*** Begin section ***

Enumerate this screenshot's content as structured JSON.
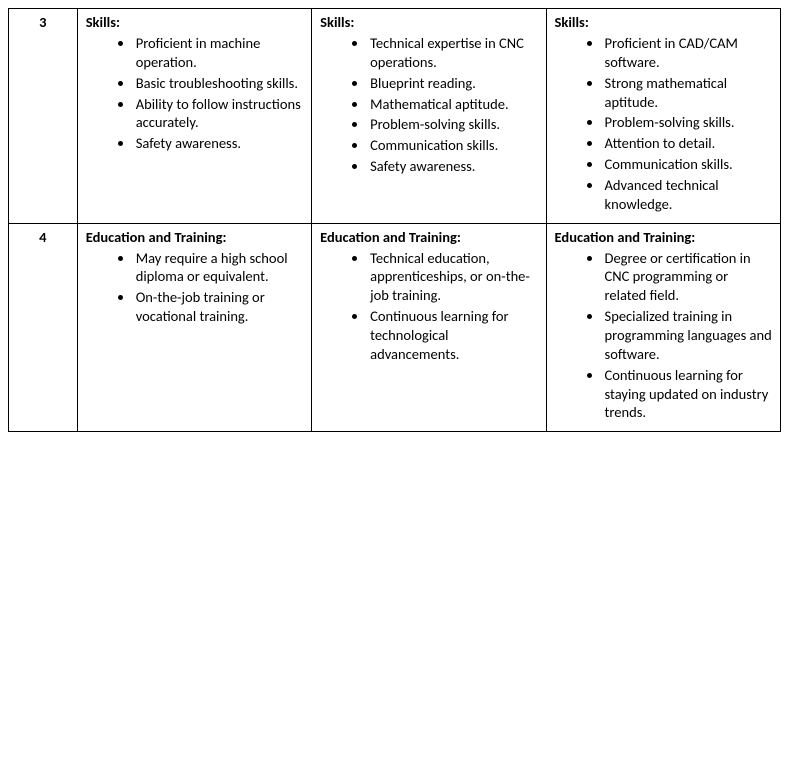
{
  "rows": [
    {
      "num": "3",
      "cols": [
        {
          "heading": "Skills:",
          "items": [
            "Proficient in machine operation.",
            "Basic troubleshooting skills.",
            "Ability to follow instructions accurately.",
            "Safety awareness."
          ]
        },
        {
          "heading": "Skills:",
          "items": [
            "Technical expertise in CNC operations.",
            "Blueprint reading.",
            "Mathematical aptitude.",
            "Problem-solving skills.",
            "Communication skills.",
            "Safety awareness."
          ]
        },
        {
          "heading": "Skills:",
          "items": [
            "Proficient in CAD/CAM software.",
            "Strong mathematical aptitude.",
            "Problem-solving skills.",
            "Attention to detail.",
            "Communication skills.",
            "Advanced technical knowledge."
          ]
        }
      ]
    },
    {
      "num": "4",
      "cols": [
        {
          "heading": "Education and Training:",
          "items": [
            "May require a high school diploma or equivalent.",
            "On-the-job training or vocational training."
          ]
        },
        {
          "heading": "Education and Training:",
          "items": [
            "Technical education, apprenticeships, or on-the-job training.",
            "Continuous learning for technological advancements."
          ]
        },
        {
          "heading": "Education and Training:",
          "items": [
            "Degree or certification in CNC programming or related field.",
            "Specialized training in programming languages and software.",
            "Continuous learning for staying updated on industry trends."
          ]
        }
      ]
    }
  ]
}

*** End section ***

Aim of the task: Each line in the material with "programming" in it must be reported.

Result:
            "Degree or certification in CNC programming or related field.",
            "Specialized training in programming languages and software.",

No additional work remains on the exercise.